Roget's 21st Century Thesaurus, Third Edition Copyright © 2013 by the Philip Lief Group.

EXAMPLES FROM THE WEB FOR WORKING OUT

His preconceived plan of the suspected man's operations was working out.

I believe he will bless the world in the working out of this slavery.

They're working out now—coming to something—I've earned that reward.

For every abuse that I could discover her father was working out some cure.

Problems are never so simple in the working out as they appear in theories.

I only discovered the danger a week ago while working out a chemical formula.

This is supposed to be legitimate in working out the periodicities of comets.

The expenses of working out the gold per ton of ore sank from £1 15s.

"This marriage appears to be working out," he admitted, musingly.

Then He will begin at once working out the side that belongs to Him.

WORD ORIGIN

Old English weorc, worc "something done, deed, action, proceeding, business, military fortification," from Proto-Germanic *werkan (cf. Old Saxon, Old Frisian, Dutch werk, Old Norse verk, Middle Dutch warc, Old High German werah, German Werk, Gothic gawaurki), from PIE root *werg- "to work" (see urge (v.)).

In Old English, the noun also had the sense of "fornication." Workhouse in the sense of "place where the poor or petty criminals are lodged" first appeared 1650s. Works "industrial place" (usually with qualifying adj.) is attested from 1580s. Work ethic recorded from 1959.

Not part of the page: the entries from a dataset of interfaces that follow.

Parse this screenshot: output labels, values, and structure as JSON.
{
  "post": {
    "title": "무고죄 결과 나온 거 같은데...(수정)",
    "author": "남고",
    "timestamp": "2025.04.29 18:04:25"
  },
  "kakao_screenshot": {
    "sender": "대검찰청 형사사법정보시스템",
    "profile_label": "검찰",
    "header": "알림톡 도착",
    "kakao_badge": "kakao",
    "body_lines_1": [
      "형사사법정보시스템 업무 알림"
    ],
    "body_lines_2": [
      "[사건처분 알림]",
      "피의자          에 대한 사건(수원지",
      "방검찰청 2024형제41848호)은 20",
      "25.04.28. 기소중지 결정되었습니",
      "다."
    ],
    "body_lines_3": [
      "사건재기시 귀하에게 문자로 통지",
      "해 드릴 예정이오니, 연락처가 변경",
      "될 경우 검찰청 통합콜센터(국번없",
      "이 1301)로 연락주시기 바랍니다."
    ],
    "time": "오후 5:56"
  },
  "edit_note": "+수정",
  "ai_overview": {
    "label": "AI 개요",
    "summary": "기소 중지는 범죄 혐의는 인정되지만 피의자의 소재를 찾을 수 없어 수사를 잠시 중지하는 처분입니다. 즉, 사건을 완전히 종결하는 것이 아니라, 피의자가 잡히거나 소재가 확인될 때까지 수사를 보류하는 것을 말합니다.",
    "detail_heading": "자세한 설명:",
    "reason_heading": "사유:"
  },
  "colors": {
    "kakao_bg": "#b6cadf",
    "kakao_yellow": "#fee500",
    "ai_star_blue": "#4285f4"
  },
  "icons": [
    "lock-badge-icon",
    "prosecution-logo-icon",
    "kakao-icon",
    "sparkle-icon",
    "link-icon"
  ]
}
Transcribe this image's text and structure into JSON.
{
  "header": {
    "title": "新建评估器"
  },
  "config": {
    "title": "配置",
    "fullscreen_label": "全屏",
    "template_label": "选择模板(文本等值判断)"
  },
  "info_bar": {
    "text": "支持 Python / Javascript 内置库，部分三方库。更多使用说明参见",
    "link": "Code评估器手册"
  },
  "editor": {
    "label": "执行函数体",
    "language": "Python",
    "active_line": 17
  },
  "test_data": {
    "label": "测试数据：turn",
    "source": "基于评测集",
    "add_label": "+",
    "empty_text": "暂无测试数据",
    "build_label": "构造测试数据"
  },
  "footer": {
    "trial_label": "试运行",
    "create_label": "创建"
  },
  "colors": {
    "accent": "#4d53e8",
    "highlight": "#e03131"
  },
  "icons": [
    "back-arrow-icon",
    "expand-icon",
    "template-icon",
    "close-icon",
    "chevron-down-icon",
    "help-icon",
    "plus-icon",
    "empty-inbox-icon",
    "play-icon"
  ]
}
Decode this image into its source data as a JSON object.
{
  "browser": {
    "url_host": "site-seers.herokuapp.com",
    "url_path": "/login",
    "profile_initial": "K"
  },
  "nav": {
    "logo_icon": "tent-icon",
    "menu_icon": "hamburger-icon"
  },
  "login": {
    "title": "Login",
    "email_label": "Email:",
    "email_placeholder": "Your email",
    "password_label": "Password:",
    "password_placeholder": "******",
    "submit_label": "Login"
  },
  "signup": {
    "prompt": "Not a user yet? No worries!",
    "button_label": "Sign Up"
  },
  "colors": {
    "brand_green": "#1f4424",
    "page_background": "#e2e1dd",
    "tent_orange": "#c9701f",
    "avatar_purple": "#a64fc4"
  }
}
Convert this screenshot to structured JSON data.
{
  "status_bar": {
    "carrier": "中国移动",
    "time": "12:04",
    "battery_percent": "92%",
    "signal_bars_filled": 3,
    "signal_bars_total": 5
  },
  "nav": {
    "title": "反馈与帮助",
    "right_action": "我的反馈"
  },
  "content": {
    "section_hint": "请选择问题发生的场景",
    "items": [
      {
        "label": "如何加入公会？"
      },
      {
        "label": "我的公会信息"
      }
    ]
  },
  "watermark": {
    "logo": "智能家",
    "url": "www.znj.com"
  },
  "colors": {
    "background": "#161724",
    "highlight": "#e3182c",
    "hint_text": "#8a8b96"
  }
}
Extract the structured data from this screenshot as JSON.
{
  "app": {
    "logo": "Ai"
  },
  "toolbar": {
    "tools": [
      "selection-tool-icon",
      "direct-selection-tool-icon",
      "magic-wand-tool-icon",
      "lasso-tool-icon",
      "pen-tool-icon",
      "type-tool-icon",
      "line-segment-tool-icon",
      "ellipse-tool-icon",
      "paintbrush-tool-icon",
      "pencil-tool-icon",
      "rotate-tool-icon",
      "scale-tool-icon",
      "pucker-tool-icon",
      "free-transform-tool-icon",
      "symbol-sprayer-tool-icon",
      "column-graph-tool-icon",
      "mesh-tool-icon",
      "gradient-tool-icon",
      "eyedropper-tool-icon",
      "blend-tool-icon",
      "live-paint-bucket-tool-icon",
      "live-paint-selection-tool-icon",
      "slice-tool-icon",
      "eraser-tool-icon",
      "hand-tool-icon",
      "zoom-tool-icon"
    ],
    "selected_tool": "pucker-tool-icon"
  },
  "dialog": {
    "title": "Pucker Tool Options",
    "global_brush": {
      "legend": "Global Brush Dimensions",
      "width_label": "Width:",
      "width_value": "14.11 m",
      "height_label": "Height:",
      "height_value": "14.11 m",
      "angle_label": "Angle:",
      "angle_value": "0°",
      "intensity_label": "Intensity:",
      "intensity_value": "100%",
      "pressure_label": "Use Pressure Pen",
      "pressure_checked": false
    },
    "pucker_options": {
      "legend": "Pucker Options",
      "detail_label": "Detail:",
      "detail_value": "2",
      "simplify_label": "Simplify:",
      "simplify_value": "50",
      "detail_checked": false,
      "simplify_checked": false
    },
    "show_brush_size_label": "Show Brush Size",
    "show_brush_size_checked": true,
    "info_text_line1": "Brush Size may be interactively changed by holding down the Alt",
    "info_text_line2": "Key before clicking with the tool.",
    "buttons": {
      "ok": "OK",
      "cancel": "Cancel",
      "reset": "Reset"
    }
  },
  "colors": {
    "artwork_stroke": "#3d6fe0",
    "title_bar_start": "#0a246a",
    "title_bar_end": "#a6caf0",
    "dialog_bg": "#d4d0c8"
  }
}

MORE RELATED WORDS FOR WORKING OUT

Roget's 21st Century Thesaurus, Third Edition Copyright © 2013 by the Philip Lief Group.